C++ Logo


Advanced search

Re: [std-proposals] Coroutines: Add explicit initialization by "co_init" operator

From: Jason McKesson <jmckesson_at_[hidden]>
Date: Wed, 9 Aug 2023 11:28:30 -0400
On Wed, Aug 9, 2023 at 11:06 AM Stefan Sichler via Std-Proposals
<std-proposals_at_[hidden]> wrote:
> Hi,
> I recently tried to add C++20 coroutine support to the I/O framework code of the company I'm working at and ran into very specific problems with the current implementation.
> There are also several oddities that literally instantly caught my eye, so I'd like to share my thoughts here:
> * Motivation
> - There is currently no way to implement a well-defined initialization of the promise_type from within the Coroutine's implementation body (and pass some parameters to the promise_type constructor).

You're not supposed to. The promise needs to exist *before* the
coroutine body. That means that meaningful initialization needs to
already have happened.

> - When looking through code, it is not directly obvious whether a function is a coroutine or not, because for deciding that, all of the function body has to be searched for a call to co_await, co_yield or co_return operators. This is very odd, because the compiler needs to add initialization code right at the very beginning of the function body anyway, if the function is a Coroutine.

While I can understand this to some degree, the compiler will notify
you really fast if you `return` from a coroutine or `co_await` in
something that already has a `return`. So it's unclear why a cursory
examination of a function needs to know if it is a coroutine or not.

Furthermore, the whole point of the coroutine system as designed is to
*not care* if a function is or is not a coroutine. All of that
machinery should be hidden, and the function body should look like
"normal code" as much as possible.

> - The return type of a Coroutine is forced to expose "promise_type" as part of the Coroutine signature, because it needs to be defined in its return type, but this should actually be an implementation detail of the Coroutine and thus should not be directly visible in the signature.

If you like, you can change how the coroutine's return type maps to
the promise type; the behavior you're citing is an overridable
default. However, I don't buy the notion that
`return_type::promise_type` being an accessible member of the return
type violates the notion of it being an implementation detail.

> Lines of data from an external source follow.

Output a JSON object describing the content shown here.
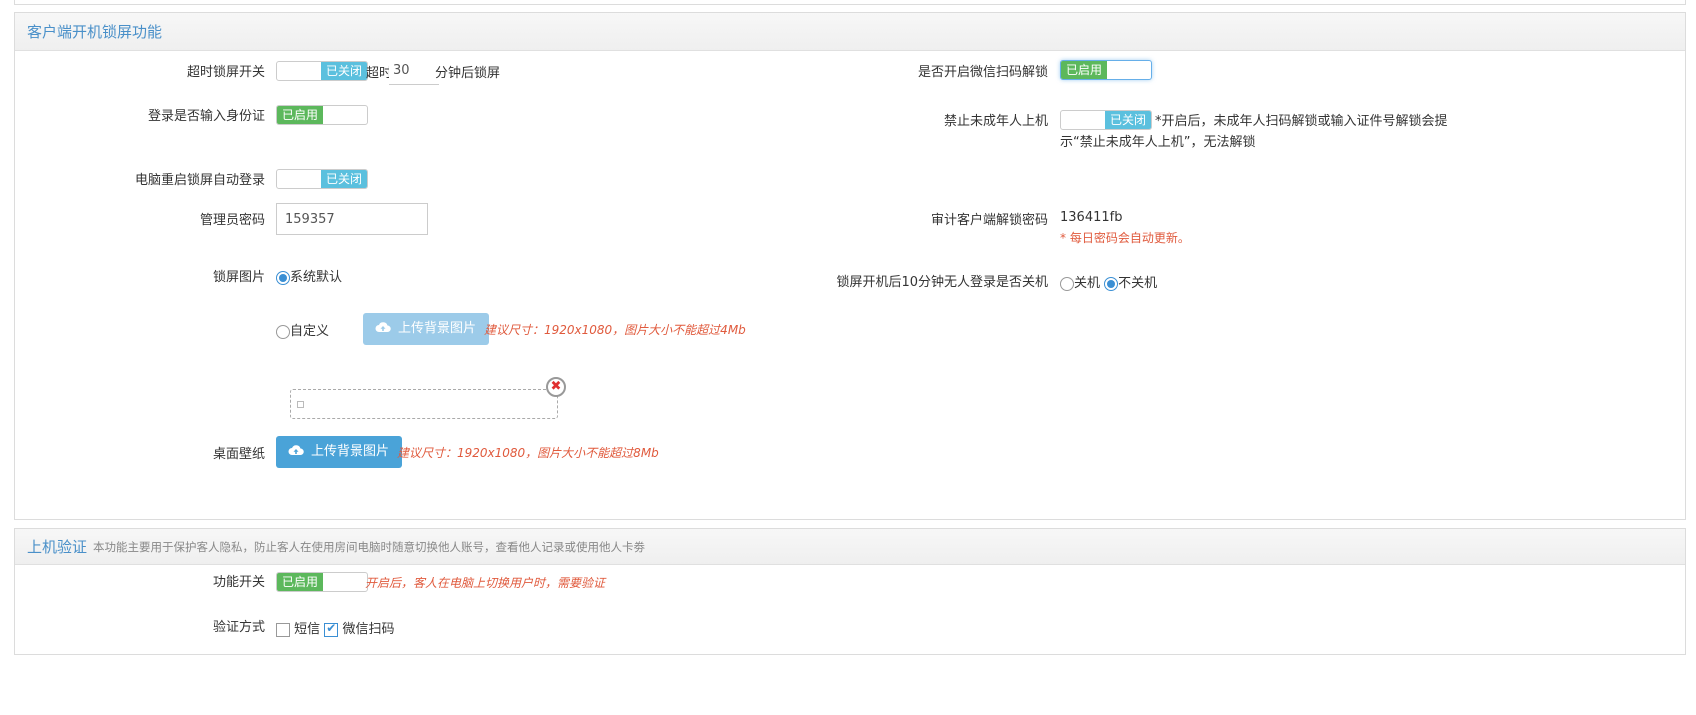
{
  "lock_section": {
    "title": "客户端开机锁屏功能",
    "timeout_lock": {
      "label": "超时锁屏开关",
      "toggle_off": "已关闭",
      "prefix": "超时",
      "minutes": "30",
      "suffix": "分钟后锁屏"
    },
    "wechat_unlock": {
      "label": "是否开启微信扫码解锁",
      "toggle_on": "已启用"
    },
    "login_id": {
      "label": "登录是否输入身份证",
      "toggle_on": "已启用"
    },
    "minor_ban": {
      "label": "禁止未成年人上机",
      "toggle_off": "已关闭",
      "note_line1": "*开启后，未成年人扫码解锁或输入证件号解锁会提",
      "note_line2": "示“禁止未成年人上机”，无法解锁"
    },
    "auto_login": {
      "label": "电脑重启锁屏自动登录",
      "toggle_off": "已关闭"
    },
    "admin_password": {
      "label": "管理员密码",
      "value": "159357"
    },
    "audit_password": {
      "label": "审计客户端解锁密码",
      "value": "136411fb",
      "note": "* 每日密码会自动更新。"
    },
    "lock_image": {
      "label": "锁屏图片",
      "option_default": "系统默认",
      "option_custom": "自定义",
      "upload_label": "上传背景图片",
      "hint": "建议尺寸：1920x1080，图片大小不能超过4Mb"
    },
    "auto_shutdown": {
      "label": "锁屏开机后10分钟无人登录是否关机",
      "option_off": "关机",
      "option_on": "不关机"
    },
    "wallpaper": {
      "label": "桌面壁纸",
      "upload_label": "上传背景图片",
      "hint": "建议尺寸：1920x1080，图片大小不能超过8Mb"
    }
  },
  "verify_section": {
    "title": "上机验证",
    "description": "本功能主要用于保护客人隐私，防止客人在使用房间电脑时随意切换他人账号，查看他人记录或使用他人卡劵",
    "feature_switch": {
      "label": "功能开关",
      "toggle_on": "已启用",
      "hint": "开启后，客人在电脑上切换用户时，需要验证"
    },
    "method": {
      "label": "验证方式",
      "option_sms": "短信",
      "option_wechat": "微信扫码"
    }
  },
  "colors": {
    "enabled": "#5cb85c",
    "disabled": "#5bc0de",
    "title": "#4a90c9",
    "hint": "#e05a3d",
    "upload": "#4aa3d8"
  }
}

> - The promise_type cannot have a member field of type of the return type, because the promise_type needs to be declared inside the return type, so the type definition of the return type is incomplete at that point.

Why would the promise type need to have such a thing? If the two need
to intercommunicate, then they should do so via the return type having
a pointer/reference to the promise or a `coroutine_handle` or
something else. After all, the promise *creates* the return value
object; the promise has every opportunity to give it whatever it

> - The return object is created by promise_type::get_return_object() *before* the Coroutine implementation body had any chance of initializing the promise object by any means. (this was a major problem in my case that a had to work around in very ugly ways!)

Can you explain in detail why that was a problem? Try to post code
where you were doing this and having a problem. I'm getting the
impression that you were trying to implement coroutine machinery in a
way that clashes with its intended design.

Received on 2023-08-09 15:28:43